_Exercise description_.
For this exercise, restate every line below word for word and drop the images.

_Entries from a dataset of interfaces_.
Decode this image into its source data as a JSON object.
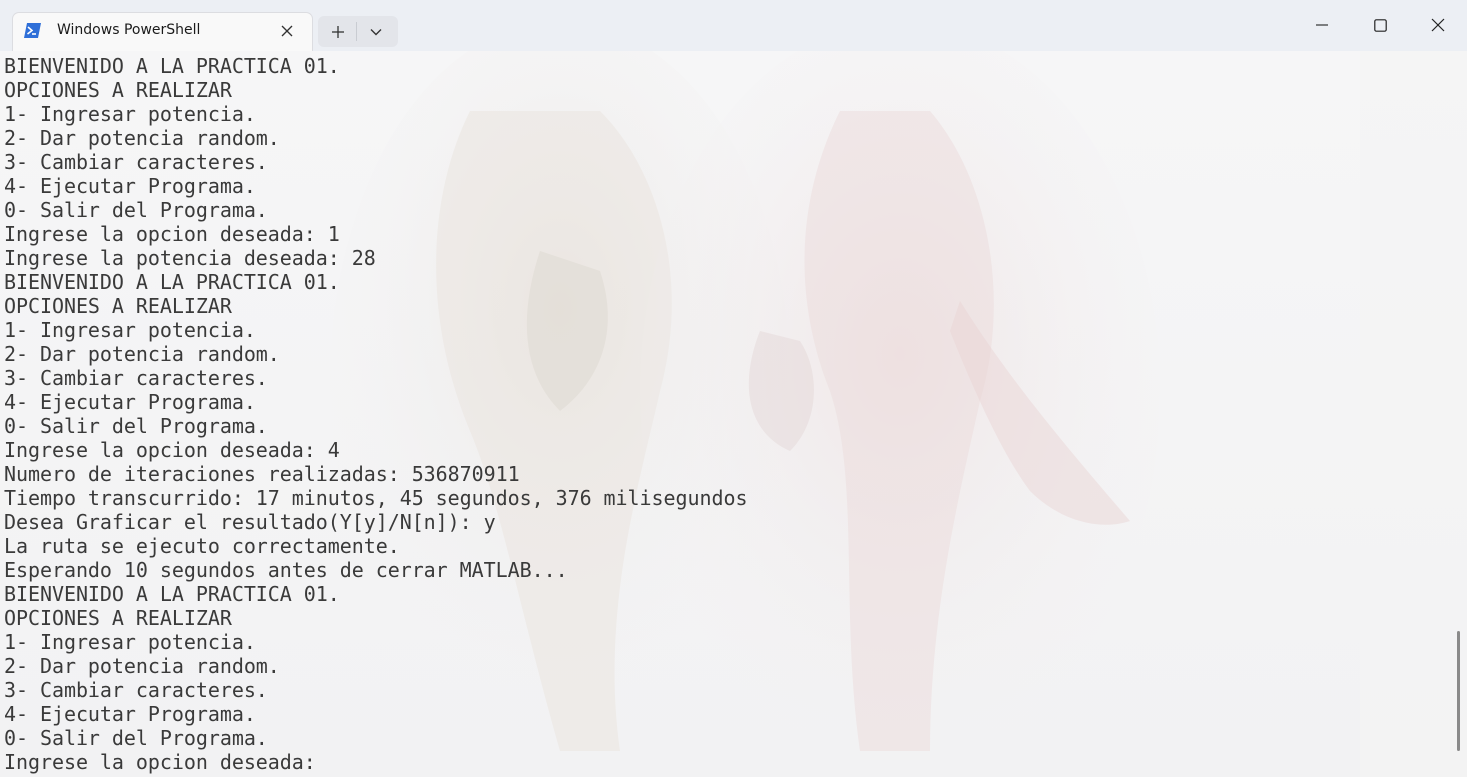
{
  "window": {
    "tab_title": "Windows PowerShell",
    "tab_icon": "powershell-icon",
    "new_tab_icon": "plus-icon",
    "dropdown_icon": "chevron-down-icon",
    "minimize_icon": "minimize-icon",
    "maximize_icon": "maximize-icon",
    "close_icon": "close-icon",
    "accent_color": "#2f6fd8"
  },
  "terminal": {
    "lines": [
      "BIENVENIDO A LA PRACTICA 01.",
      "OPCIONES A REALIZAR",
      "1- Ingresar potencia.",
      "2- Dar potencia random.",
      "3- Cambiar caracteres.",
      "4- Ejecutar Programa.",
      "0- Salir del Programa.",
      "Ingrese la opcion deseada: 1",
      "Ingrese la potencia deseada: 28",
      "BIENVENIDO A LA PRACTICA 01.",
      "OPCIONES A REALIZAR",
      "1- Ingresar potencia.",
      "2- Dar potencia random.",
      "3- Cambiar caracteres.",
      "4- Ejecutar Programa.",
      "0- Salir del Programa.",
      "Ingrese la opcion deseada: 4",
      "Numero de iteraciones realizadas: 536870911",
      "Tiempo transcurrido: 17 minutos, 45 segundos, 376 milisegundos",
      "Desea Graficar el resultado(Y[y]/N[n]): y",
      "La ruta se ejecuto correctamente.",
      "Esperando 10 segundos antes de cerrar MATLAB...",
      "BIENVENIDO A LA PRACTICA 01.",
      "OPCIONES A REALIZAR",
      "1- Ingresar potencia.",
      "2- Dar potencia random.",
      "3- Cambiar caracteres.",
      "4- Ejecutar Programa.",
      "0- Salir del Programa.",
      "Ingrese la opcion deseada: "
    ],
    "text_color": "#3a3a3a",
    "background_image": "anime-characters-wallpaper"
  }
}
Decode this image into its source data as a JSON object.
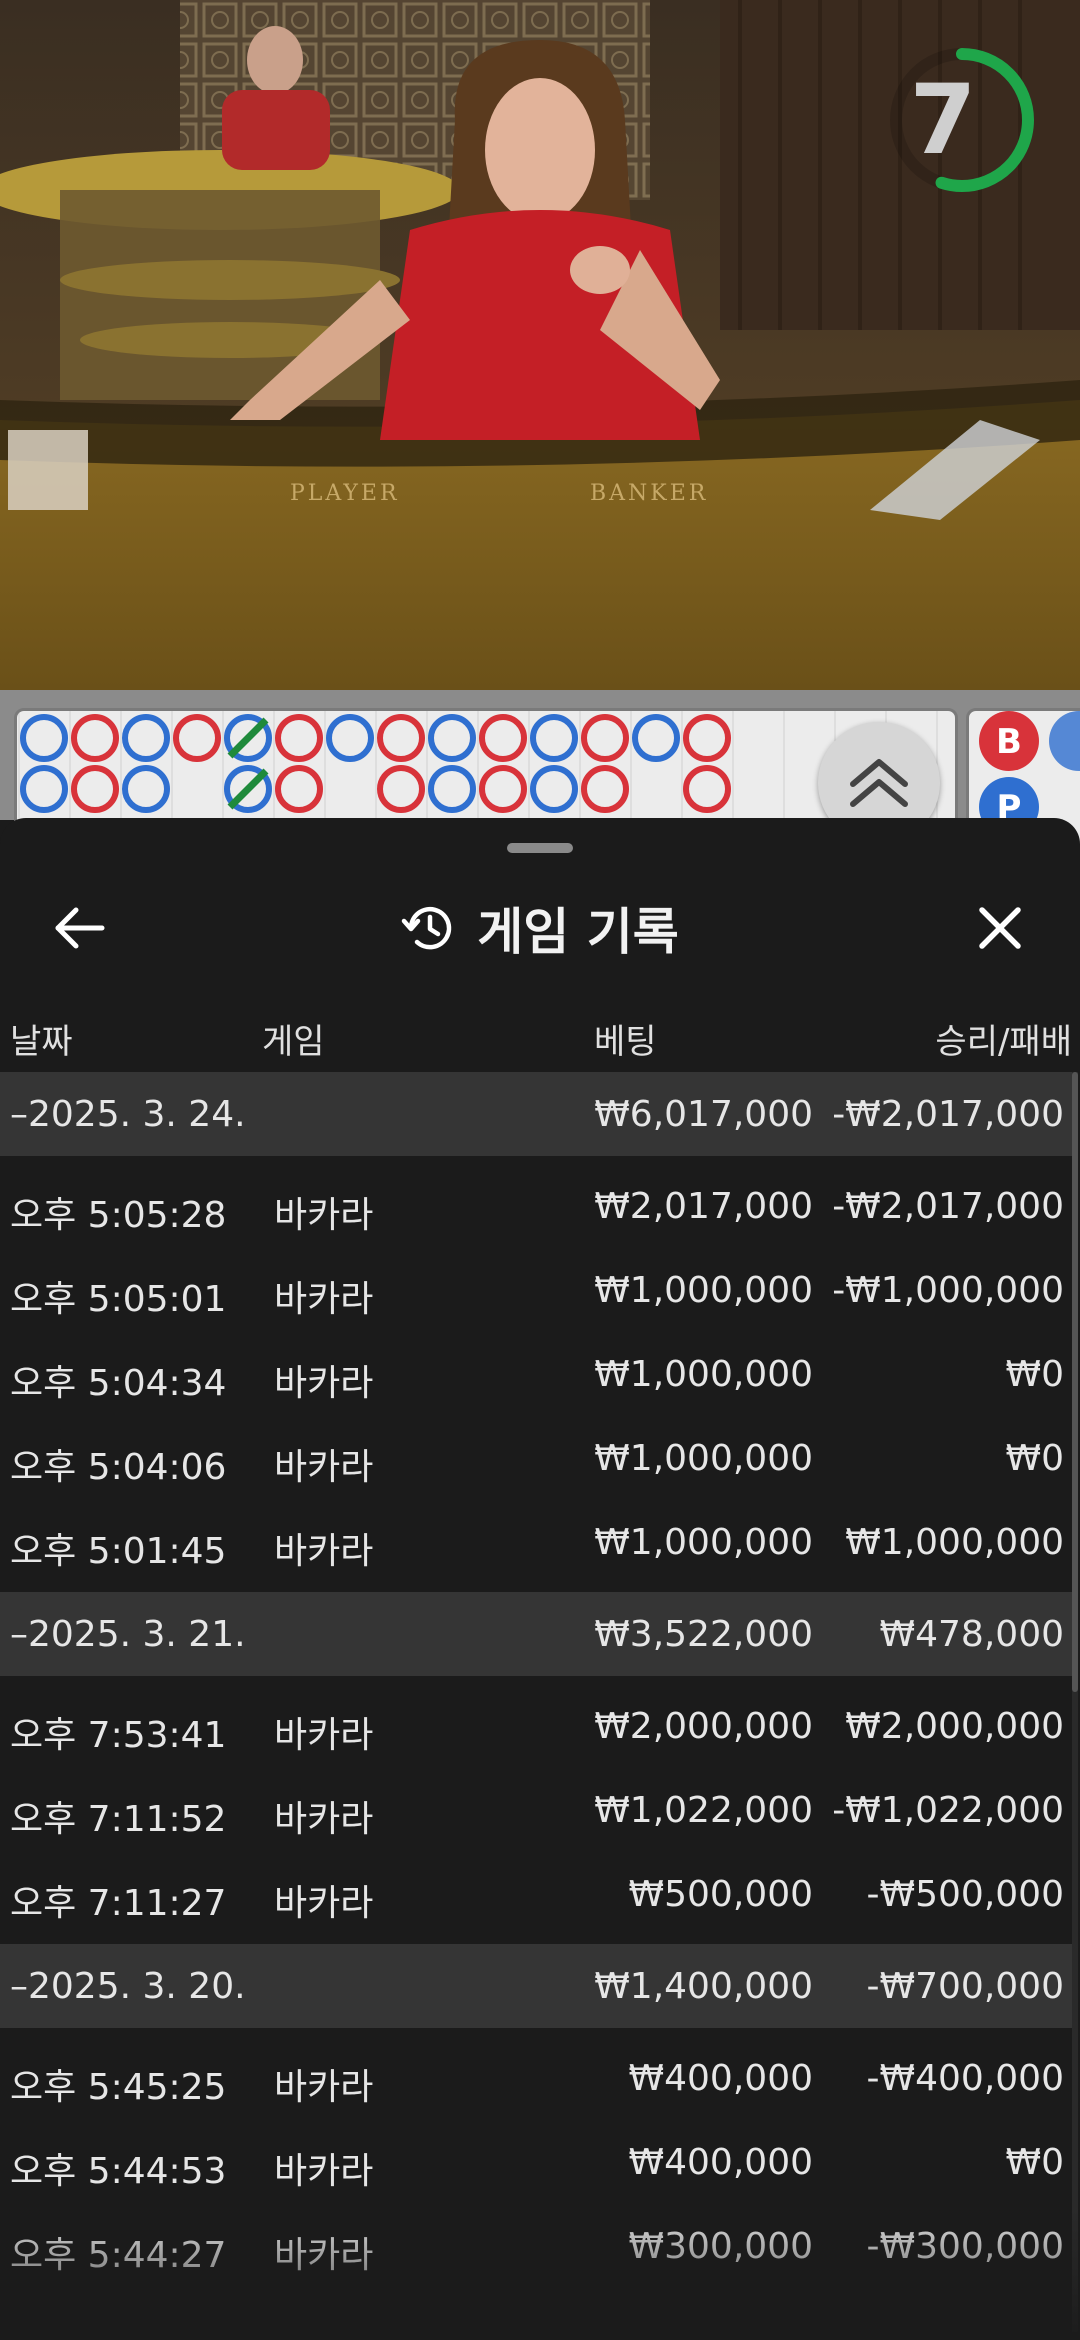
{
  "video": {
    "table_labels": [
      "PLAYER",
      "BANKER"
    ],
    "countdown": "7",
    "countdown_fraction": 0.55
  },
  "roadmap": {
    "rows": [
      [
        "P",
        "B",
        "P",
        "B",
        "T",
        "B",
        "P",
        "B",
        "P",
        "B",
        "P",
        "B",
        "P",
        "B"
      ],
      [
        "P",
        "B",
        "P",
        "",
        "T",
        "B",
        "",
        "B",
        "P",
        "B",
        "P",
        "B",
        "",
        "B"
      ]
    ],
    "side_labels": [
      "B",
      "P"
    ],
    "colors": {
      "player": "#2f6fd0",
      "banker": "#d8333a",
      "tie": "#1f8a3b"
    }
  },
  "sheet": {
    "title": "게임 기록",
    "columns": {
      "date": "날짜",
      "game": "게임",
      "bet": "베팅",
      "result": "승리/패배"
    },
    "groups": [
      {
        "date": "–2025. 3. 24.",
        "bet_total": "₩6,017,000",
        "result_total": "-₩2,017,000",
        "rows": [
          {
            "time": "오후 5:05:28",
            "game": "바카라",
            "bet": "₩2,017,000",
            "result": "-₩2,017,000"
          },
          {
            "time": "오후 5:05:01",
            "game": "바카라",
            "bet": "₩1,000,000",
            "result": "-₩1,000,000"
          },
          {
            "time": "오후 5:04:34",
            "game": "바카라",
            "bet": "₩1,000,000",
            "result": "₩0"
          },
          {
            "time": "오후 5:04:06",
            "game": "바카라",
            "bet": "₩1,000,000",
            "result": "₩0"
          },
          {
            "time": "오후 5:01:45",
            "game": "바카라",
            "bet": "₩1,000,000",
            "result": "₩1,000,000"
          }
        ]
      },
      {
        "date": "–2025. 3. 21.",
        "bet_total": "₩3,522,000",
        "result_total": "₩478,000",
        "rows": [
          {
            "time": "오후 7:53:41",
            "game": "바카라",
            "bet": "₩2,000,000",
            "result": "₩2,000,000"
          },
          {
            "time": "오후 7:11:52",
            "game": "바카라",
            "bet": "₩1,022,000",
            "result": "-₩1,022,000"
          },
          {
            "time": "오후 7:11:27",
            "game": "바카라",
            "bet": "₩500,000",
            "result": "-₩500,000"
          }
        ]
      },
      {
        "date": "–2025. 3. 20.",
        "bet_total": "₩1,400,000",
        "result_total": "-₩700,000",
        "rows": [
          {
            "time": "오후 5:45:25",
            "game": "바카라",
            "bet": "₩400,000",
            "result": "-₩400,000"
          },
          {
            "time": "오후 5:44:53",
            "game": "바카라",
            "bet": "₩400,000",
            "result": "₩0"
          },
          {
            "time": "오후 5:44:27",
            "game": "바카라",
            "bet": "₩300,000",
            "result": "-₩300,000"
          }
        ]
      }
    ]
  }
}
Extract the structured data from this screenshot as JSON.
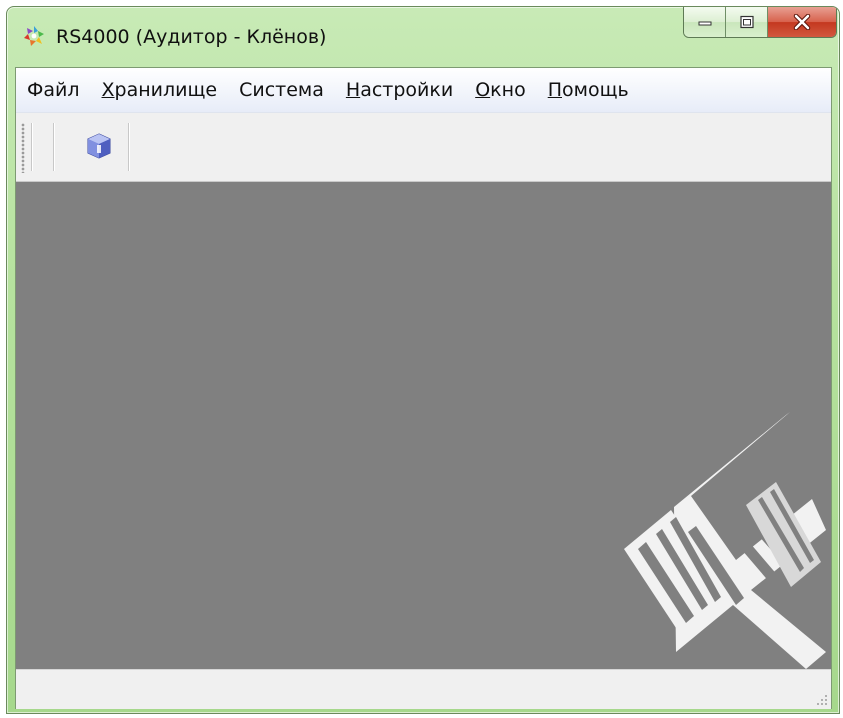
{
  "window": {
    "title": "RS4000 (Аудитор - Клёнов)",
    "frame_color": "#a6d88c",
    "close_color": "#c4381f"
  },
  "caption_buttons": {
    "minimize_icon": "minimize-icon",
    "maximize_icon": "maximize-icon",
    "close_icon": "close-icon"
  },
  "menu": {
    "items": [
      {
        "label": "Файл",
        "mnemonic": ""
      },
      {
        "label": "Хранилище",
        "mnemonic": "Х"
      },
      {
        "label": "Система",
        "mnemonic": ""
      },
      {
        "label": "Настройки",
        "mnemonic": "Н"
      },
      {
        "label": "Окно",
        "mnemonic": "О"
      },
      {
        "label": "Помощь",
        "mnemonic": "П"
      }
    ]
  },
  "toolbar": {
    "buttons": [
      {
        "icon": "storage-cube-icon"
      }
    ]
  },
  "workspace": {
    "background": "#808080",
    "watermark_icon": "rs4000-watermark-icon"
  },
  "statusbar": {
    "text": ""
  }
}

_Your solution_.
Decode this image into its source data as a JSON object.
{
  "window": {
    "tab_title": "Windows PowerShell",
    "tab_icon": "powershell-icon",
    "new_tab_icon": "plus-icon",
    "dropdown_icon": "chevron-down-icon",
    "minimize_icon": "minimize-icon",
    "maximize_icon": "maximize-icon",
    "close_icon": "close-icon",
    "accent_color": "#2f6fd8"
  },
  "terminal": {
    "lines": [
      "BIENVENIDO A LA PRACTICA 01.",
      "OPCIONES A REALIZAR",
      "1- Ingresar potencia.",
      "2- Dar potencia random.",
      "3- Cambiar caracteres.",
      "4- Ejecutar Programa.",
      "0- Salir del Programa.",
      "Ingrese la opcion deseada: 1",
      "Ingrese la potencia deseada: 28",
      "BIENVENIDO A LA PRACTICA 01.",
      "OPCIONES A REALIZAR",
      "1- Ingresar potencia.",
      "2- Dar potencia random.",
      "3- Cambiar caracteres.",
      "4- Ejecutar Programa.",
      "0- Salir del Programa.",
      "Ingrese la opcion deseada: 4",
      "Numero de iteraciones realizadas: 536870911",
      "Tiempo transcurrido: 17 minutos, 45 segundos, 376 milisegundos",
      "Desea Graficar el resultado(Y[y]/N[n]): y",
      "La ruta se ejecuto correctamente.",
      "Esperando 10 segundos antes de cerrar MATLAB...",
      "BIENVENIDO A LA PRACTICA 01.",
      "OPCIONES A REALIZAR",
      "1- Ingresar potencia.",
      "2- Dar potencia random.",
      "3- Cambiar caracteres.",
      "4- Ejecutar Programa.",
      "0- Salir del Programa.",
      "Ingrese la opcion deseada: "
    ],
    "text_color": "#3a3a3a",
    "background_image": "anime-characters-wallpaper"
  }
}
Decode this image into its source data as a JSON object.
{
  "video": {
    "table_labels": [
      "PLAYER",
      "BANKER"
    ],
    "countdown": "7",
    "countdown_fraction": 0.55
  },
  "roadmap": {
    "rows": [
      [
        "P",
        "B",
        "P",
        "B",
        "T",
        "B",
        "P",
        "B",
        "P",
        "B",
        "P",
        "B",
        "P",
        "B"
      ],
      [
        "P",
        "B",
        "P",
        "",
        "T",
        "B",
        "",
        "B",
        "P",
        "B",
        "P",
        "B",
        "",
        "B"
      ]
    ],
    "side_labels": [
      "B",
      "P"
    ],
    "colors": {
      "player": "#2f6fd0",
      "banker": "#d8333a",
      "tie": "#1f8a3b"
    }
  },
  "sheet": {
    "title": "게임 기록",
    "columns": {
      "date": "날짜",
      "game": "게임",
      "bet": "베팅",
      "result": "승리/패배"
    },
    "groups": [
      {
        "date": "–2025. 3. 24.",
        "bet_total": "₩6,017,000",
        "result_total": "-₩2,017,000",
        "rows": [
          {
            "time": "오후 5:05:28",
            "game": "바카라",
            "bet": "₩2,017,000",
            "result": "-₩2,017,000"
          },
          {
            "time": "오후 5:05:01",
            "game": "바카라",
            "bet": "₩1,000,000",
            "result": "-₩1,000,000"
          },
          {
            "time": "오후 5:04:34",
            "game": "바카라",
            "bet": "₩1,000,000",
            "result": "₩0"
          },
          {
            "time": "오후 5:04:06",
            "game": "바카라",
            "bet": "₩1,000,000",
            "result": "₩0"
          },
          {
            "time": "오후 5:01:45",
            "game": "바카라",
            "bet": "₩1,000,000",
            "result": "₩1,000,000"
          }
        ]
      },
      {
        "date": "–2025. 3. 21.",
        "bet_total": "₩3,522,000",
        "result_total": "₩478,000",
        "rows": [
          {
            "time": "오후 7:53:41",
            "game": "바카라",
            "bet": "₩2,000,000",
            "result": "₩2,000,000"
          },
          {
            "time": "오후 7:11:52",
            "game": "바카라",
            "bet": "₩1,022,000",
            "result": "-₩1,022,000"
          },
          {
            "time": "오후 7:11:27",
            "game": "바카라",
            "bet": "₩500,000",
            "result": "-₩500,000"
          }
        ]
      },
      {
        "date": "–2025. 3. 20.",
        "bet_total": "₩1,400,000",
        "result_total": "-₩700,000",
        "rows": [
          {
            "time": "오후 5:45:25",
            "game": "바카라",
            "bet": "₩400,000",
            "result": "-₩400,000"
          },
          {
            "time": "오후 5:44:53",
            "game": "바카라",
            "bet": "₩400,000",
            "result": "₩0"
          },
          {
            "time": "오후 5:44:27",
            "game": "바카라",
            "bet": "₩300,000",
            "result": "-₩300,000"
          }
        ]
      }
    ]
  }
}
Extract the structured data from this screenshot as JSON.
{
  "window": {
    "title": "RS4000 (Аудитор - Клёнов)",
    "frame_color": "#a6d88c",
    "close_color": "#c4381f"
  },
  "caption_buttons": {
    "minimize_icon": "minimize-icon",
    "maximize_icon": "maximize-icon",
    "close_icon": "close-icon"
  },
  "menu": {
    "items": [
      {
        "label": "Файл",
        "mnemonic": ""
      },
      {
        "label": "Хранилище",
        "mnemonic": "Х"
      },
      {
        "label": "Система",
        "mnemonic": ""
      },
      {
        "label": "Настройки",
        "mnemonic": "Н"
      },
      {
        "label": "Окно",
        "mnemonic": "О"
      },
      {
        "label": "Помощь",
        "mnemonic": "П"
      }
    ]
  },
  "toolbar": {
    "buttons": [
      {
        "icon": "storage-cube-icon"
      }
    ]
  },
  "workspace": {
    "background": "#808080",
    "watermark_icon": "rs4000-watermark-icon"
  },
  "statusbar": {
    "text": ""
  }
}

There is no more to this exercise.